There was recently this cute comic that was makings its rounds on my newsfeed, about how you should use SIGTERM instead of SIGKILL. It seems to come from Daniel Stori on DZone, posted on 1st April this year. Well, I’ve got something even more murderous than SIGKILL. I’ll use an IPMI command, and you’ll do it like so:
$ ipmitool chassis power off
Instantly, your server will be switched off. It’s about as good as pulling the power plug. But I suppose this isn’t quite what you’ll want. However, you know what, sometimes SIGKILL just doesn’t work too. Furthermore, haven’t you ran into those nasty situations that even a
reboot command fails to work? Your server could, after all, be stuck in a reboot.
Those are the times, you’d wish you could actually head right down to your data centre, or wherever your server is, to pull the plug. Or press the reset button.
Thank goodness, IPMI has saved many a system administrator from making trips for the sole purpose of pressing a button. IPMI stands for Intelligent Platform Management Interface. It’s a mechanism used to remotely, via network, monitor server hardware statuses, such as temperature, voltage, power, and other diagnostic information. It is also used to control some functions, such as power, and establishing a serial console connection to the server.

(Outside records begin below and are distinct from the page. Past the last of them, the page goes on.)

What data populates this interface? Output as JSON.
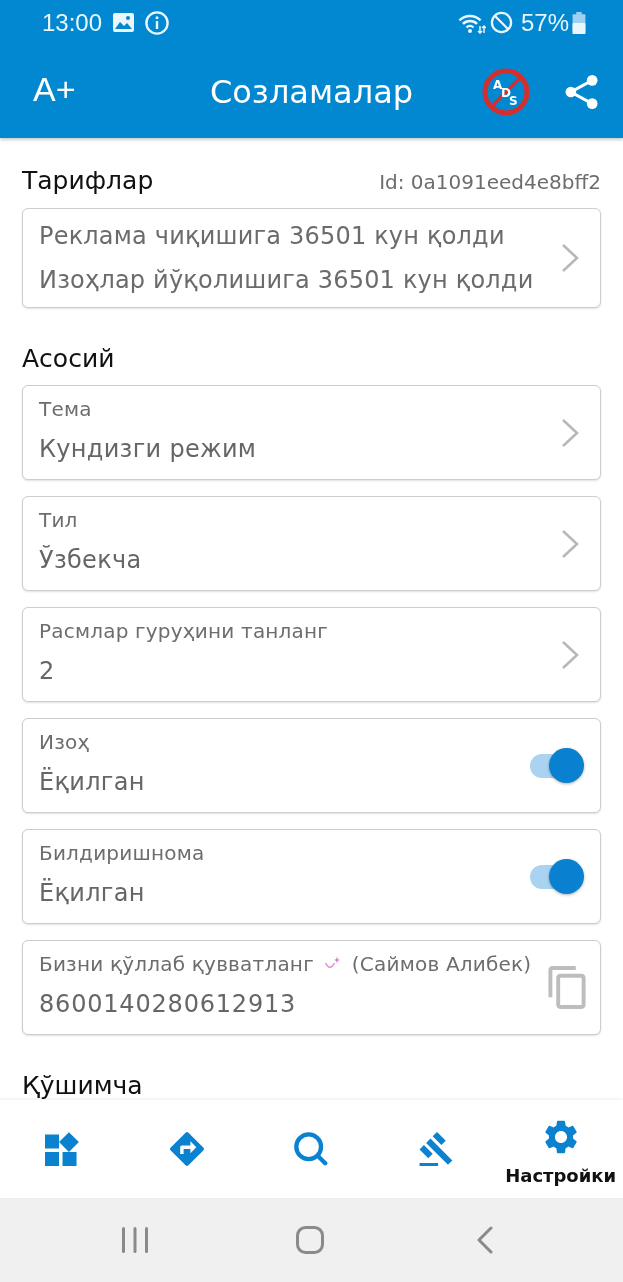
{
  "status_bar": {
    "time": "13:00",
    "battery": "57%"
  },
  "app_bar": {
    "font_button": "A+",
    "title": "Созламалар",
    "no_ads_letters": [
      "A",
      "D",
      "S"
    ]
  },
  "sections": [
    {
      "title": "Тарифлар",
      "id_text": "Id: 0a1091eed4e8bff2",
      "cards": [
        {
          "kind": "info",
          "lines": [
            "Реклама чиқишига 36501 кун қолди",
            "Изоҳлар йўқолишига 36501 кун қолди"
          ]
        }
      ]
    },
    {
      "title": "Асосий",
      "cards": [
        {
          "kind": "nav",
          "label": "Тема",
          "value": "Кундизги режим"
        },
        {
          "kind": "nav",
          "label": "Тил",
          "value": "Ўзбекча"
        },
        {
          "kind": "nav",
          "label": "Расмлар гуруҳини танланг",
          "value": "2"
        },
        {
          "kind": "toggle",
          "label": "Изоҳ",
          "value": "Ёқилган",
          "on": true
        },
        {
          "kind": "toggle",
          "label": "Билдиришнома",
          "value": "Ёқилган",
          "on": true
        },
        {
          "kind": "copy",
          "label": "Бизни қўллаб қувватланг",
          "note": "(Саймов Алибек)",
          "value": "8600140280612913"
        }
      ]
    },
    {
      "title": "Қўшимча"
    }
  ],
  "bottom_nav": {
    "items": [
      {
        "selected": false
      },
      {
        "selected": false
      },
      {
        "selected": false
      },
      {
        "selected": false
      },
      {
        "selected": true,
        "label": "Настройки"
      }
    ]
  }
}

IPMI is really more of an interface specifications. The actual intelligence is performed on a hardware component known as the Baseboard Management Controller (BMC). The BMC is practically an autonomous computer on the server, which runs as long as a power cord (with working power) is attached, typically regardless of the position of any power switches on the server itself. The BMC is unaffected by a server that has hung.
Different brands of hardware build more features on top of IPMI, and use different names to refer to their enhanced capabilities. IBM, for example, calls it Integrated Management Module. Dell calls theirs DRAC and iDRAC. Oracle Sun uses the name Integrated Lights Out Manager. Each would have different type of commands and different interfaces (command line, GUI, etc). But at the basic level, IPMI is pretty standard.
If you’ve a stuck server, the IPMI command you want is:
$ ipmitool chassis power cycle
This is equivalent to pressing the power button to switch OFF the server, then pressing it again to switch ON the server.